  • The Creative Lawyer: A Practical Guide to Authentic Professional Satisfaction is a self-help and career-management book for lawyers of all levels of experience.

    Authored by Michael Melcher, one of America’s leading career coaches who is himself an attorney, the book is a step-by-step method for imagining and realizing your path to personal and professional satisfaction. Brilliantly written, consistently practical, and filled with scores of illuminating exercises, The Creative Lawyer is the book that the profession has been waiting for.

From The Creative Lawyer

  • “The process of creating a life that works for you does not unfold logically. It proceeds in fits and starts, involves unlearning as much as learning, and requires you to push forward amidst ambiguity. You have to act before you’re ready to act, consider that your true interests and preferences might surprise you, and defer evaluation until you have collected a lot of evidence. You have to get out into the world, seek out new experiences and connect with new people.

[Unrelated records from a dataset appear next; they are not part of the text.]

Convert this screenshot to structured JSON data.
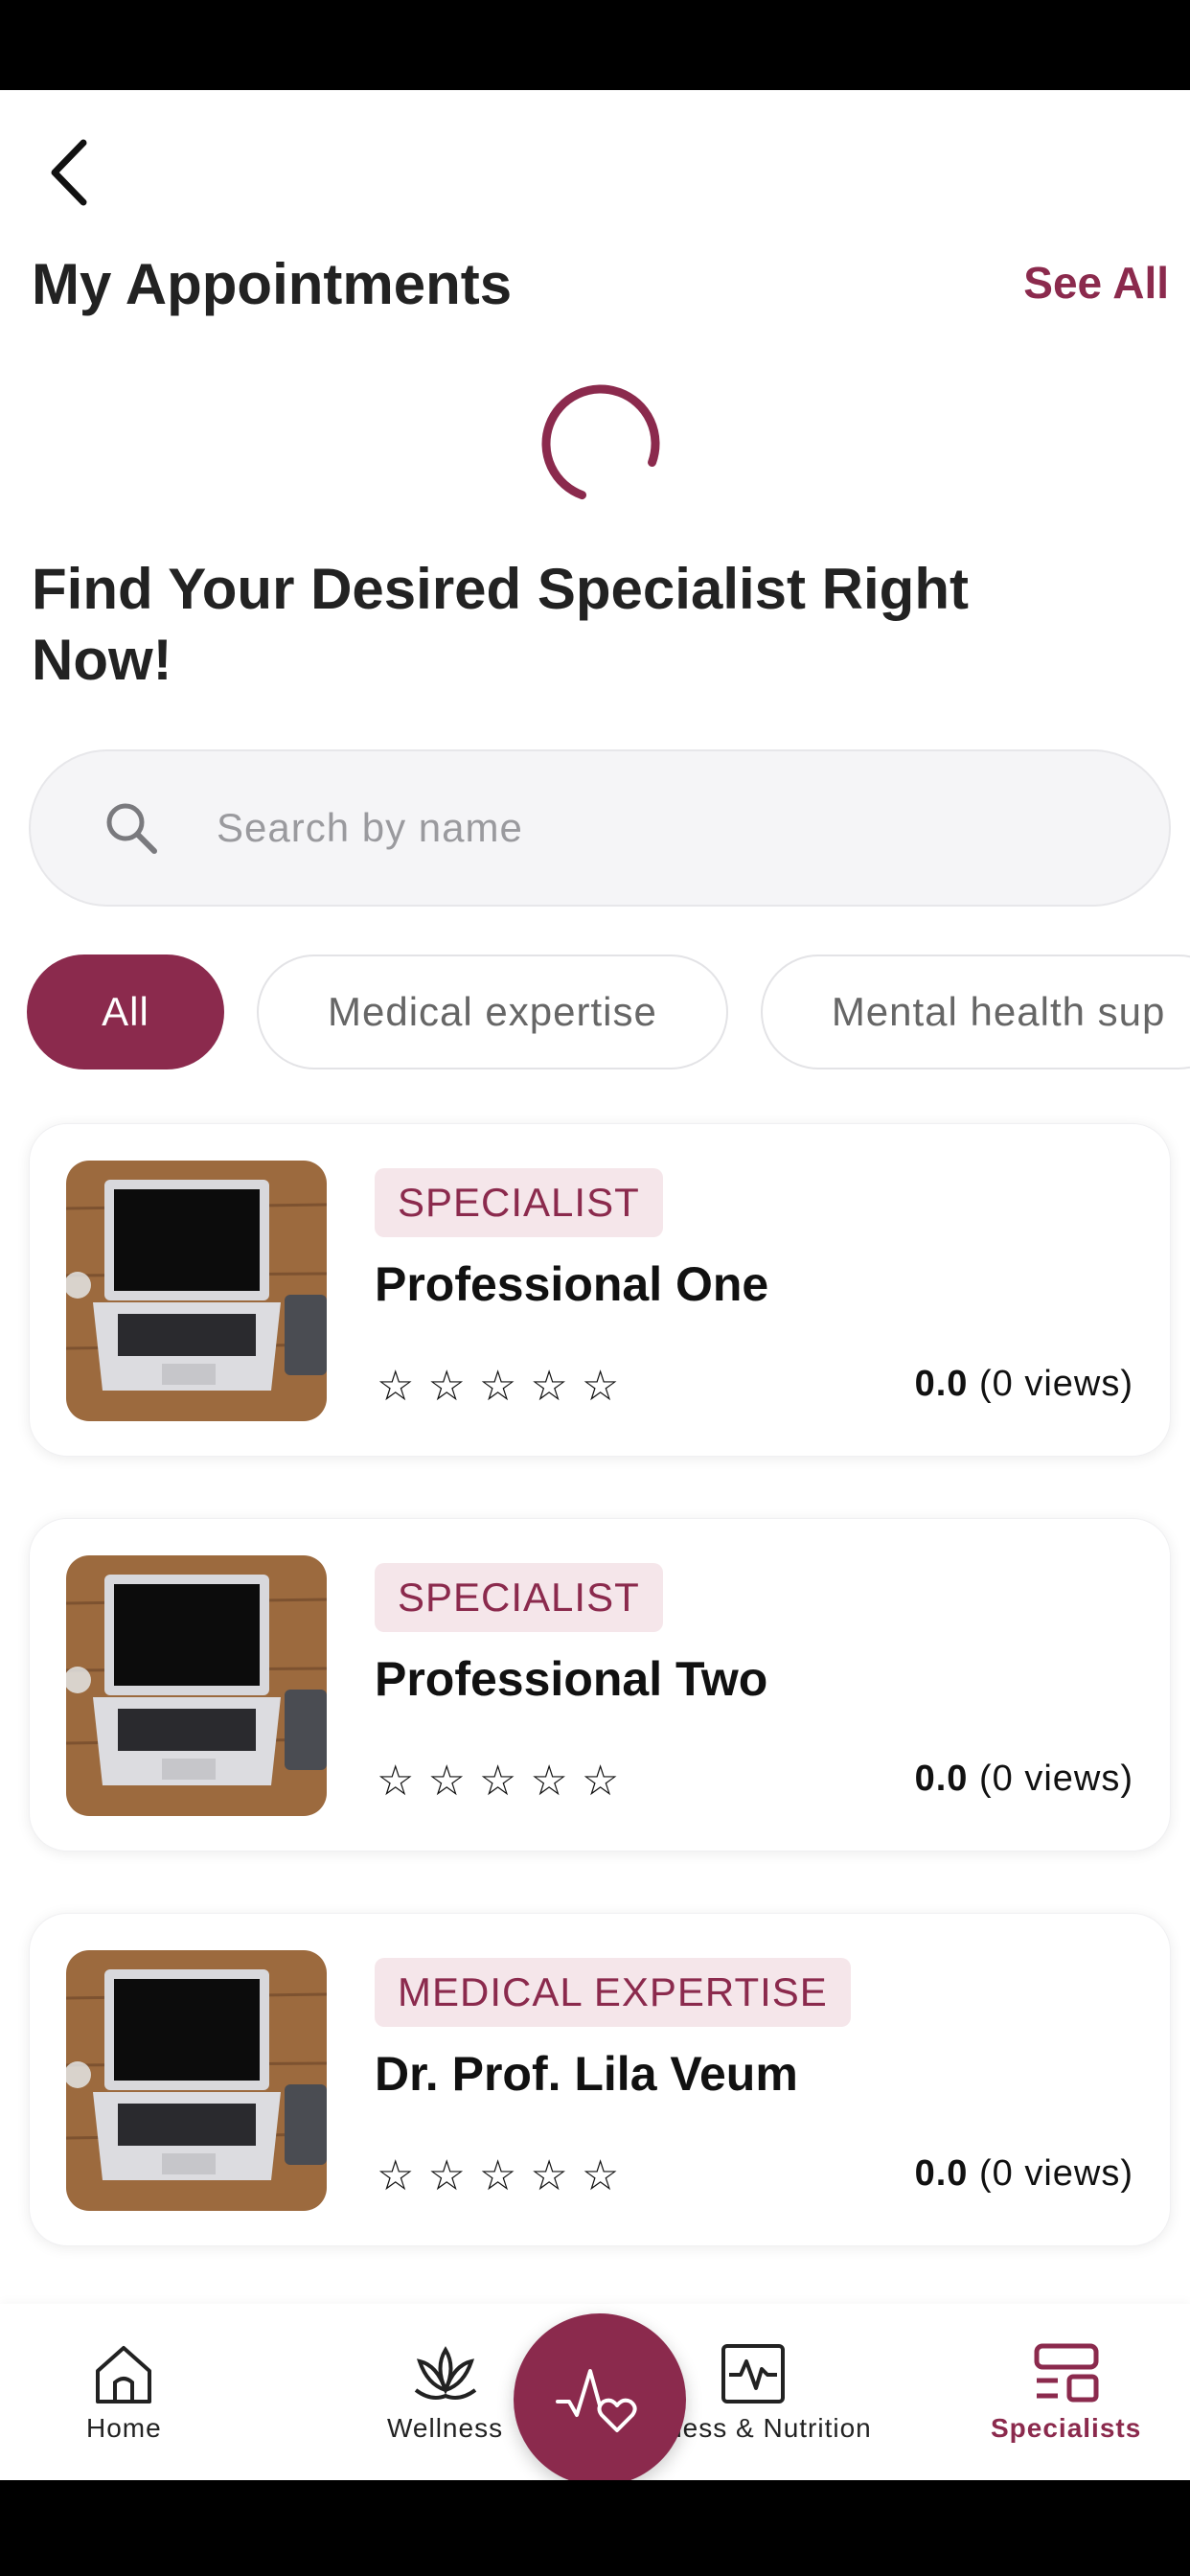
{
  "header": {
    "back_icon": "chevron-left-icon"
  },
  "appointments": {
    "title": "My Appointments",
    "see_all_label": "See All",
    "loading": true
  },
  "finder": {
    "headline": "Find Your Desired Specialist Right Now!"
  },
  "search": {
    "placeholder": "Search by name",
    "value": "",
    "icon": "search-icon"
  },
  "filters": [
    {
      "label": "All",
      "active": true
    },
    {
      "label": "Medical expertise",
      "active": false
    },
    {
      "label": "Mental health sup",
      "active": false
    }
  ],
  "specialists": [
    {
      "category": "SPECIALIST",
      "name": "Professional One",
      "stars": 0,
      "rating": "0.0",
      "views": "(0 views)"
    },
    {
      "category": "SPECIALIST",
      "name": "Professional Two",
      "stars": 0,
      "rating": "0.0",
      "views": "(0 views)"
    },
    {
      "category": "MEDICAL EXPERTISE",
      "name": "Dr. Prof. Lila Veum",
      "stars": 0,
      "rating": "0.0",
      "views": "(0 views)"
    }
  ],
  "nav": {
    "items": [
      {
        "label": "Home",
        "icon": "home-icon",
        "active": false
      },
      {
        "label": "Wellness",
        "icon": "lotus-icon",
        "active": false
      },
      {
        "label": "Fitness & Nutrition",
        "icon": "pulse-icon",
        "active": false
      },
      {
        "label": "Specialists",
        "icon": "specialists-icon",
        "active": true
      }
    ],
    "fab_icon": "heart-pulse-icon"
  },
  "colors": {
    "accent": "#8b2a4d",
    "badge_bg": "#f5e6ea",
    "search_bg": "#f5f5f7"
  }
}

    "I try to stick to these principles not because they’re always easy, but because I’ve learned they work.”